Reducing highway deaths is the top priority for the new leader of the Utah Highway Patrol.

S. Duane Richens, a trooper who worked his way to second in command before retiring two years ago, said Wednesday he agreed to come back mainly because he wants to help Utahns become safer drivers."There are 20 to 27 people killed every month in Utah on the highways," he said. "I came back to see if I could alleviate some of that."

But Richens, 52, said there are few things he plans to change in the patrol. He praised the work of former superintendent Mike Chabries, who recently was hired to be Salt Lake City's chief of police.

Chabries coined a slogan advising people to drive the speed limit and "arrive alive." The slogan is direct and effective, Richens said.

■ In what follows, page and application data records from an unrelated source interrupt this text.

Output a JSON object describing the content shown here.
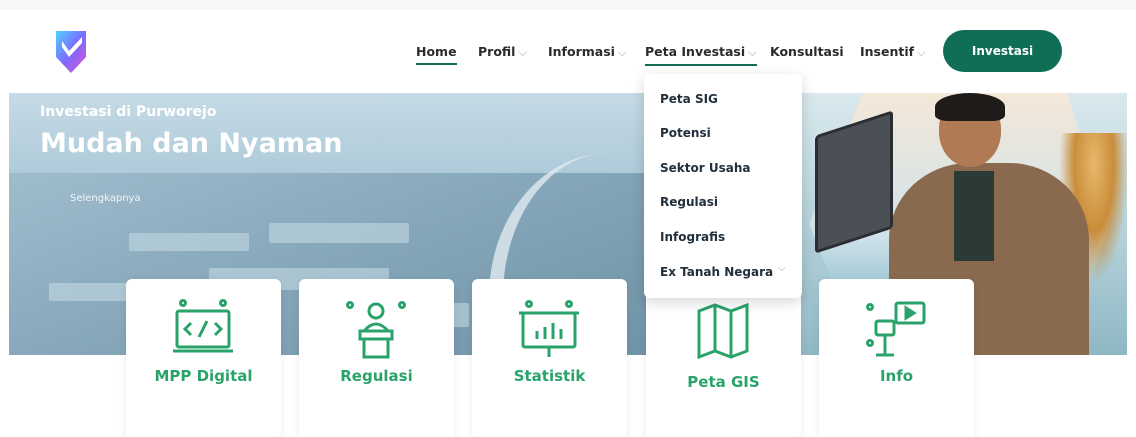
{
  "nav": {
    "items": [
      {
        "label": "Home",
        "has_dropdown": false,
        "active": true
      },
      {
        "label": "Profil",
        "has_dropdown": true,
        "active": false
      },
      {
        "label": "Informasi",
        "has_dropdown": true,
        "active": false
      },
      {
        "label": "Peta Investasi",
        "has_dropdown": true,
        "active": true
      },
      {
        "label": "Konsultasi",
        "has_dropdown": false,
        "active": false
      },
      {
        "label": "Insentif",
        "has_dropdown": true,
        "active": false
      }
    ],
    "chevron": "⌵",
    "cta_label": "Investasi",
    "accent_color": "#0f6e55"
  },
  "hero": {
    "subtitle": "Investasi di Purworejo",
    "title": "Mudah dan Nyaman",
    "more_link": "Selengkapnya"
  },
  "dropdown": {
    "items": [
      "Peta SIG",
      "Potensi",
      "Sektor Usaha",
      "Regulasi",
      "Infografis",
      "Ex Tanah Negara"
    ],
    "submenu_chevron": "⌵"
  },
  "cards": [
    {
      "label": "MPP Digital",
      "icon": "computer-code-icon"
    },
    {
      "label": "Regulasi",
      "icon": "speaker-podium-icon"
    },
    {
      "label": "Statistik",
      "icon": "presentation-chart-icon"
    },
    {
      "label": "Peta GIS",
      "icon": "folded-map-icon"
    },
    {
      "label": "Info",
      "icon": "info-screen-icon"
    }
  ],
  "colors": {
    "card_text": "#2aa36b",
    "icon": "#2aa36b",
    "button": "#0f6e55"
  }
}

Although he supports the 65 mph speed limit in rural areas, Richens said, too many drivers in Salt Lake County are trying to maintain that speed on the freeways.

"That's where we're having the problems," he said.

Richens was a lieutenant colonel two years ago when he decided to retire from the patrol. He became a communication coordinator for the Utah Department of Public Safety, where he helped consolidate police dispatching centers.

John T. Nielsen, director of public safety, praised Richens' work in combining the police and emergency dispatching responsibilities of several public safety agencies.

"He has literally worked miracles in that position," Nielsen said.

Nielsen chose Richens to head the UHP without going through a formal application process. Because Richens was retired he was collecting a pension in addition to his state salary. He now will have to suspend his retirement.

"He does this at great personal financial sacrifice to him," Nielsen said.

Richens joined the UHP as a trooper in 1960 in the Green River and Uintah Basin areas. He was promoted to sergeant in 1972, in charge of troopers in the Moab area. In 1977 he was promoted to lieutenant in charge of the training division.

One year later he was made field captain in charge of the southern half of the state, a job he held until made assistant superintendent in 1981.

Richens is married and has three children and seven grandchildren.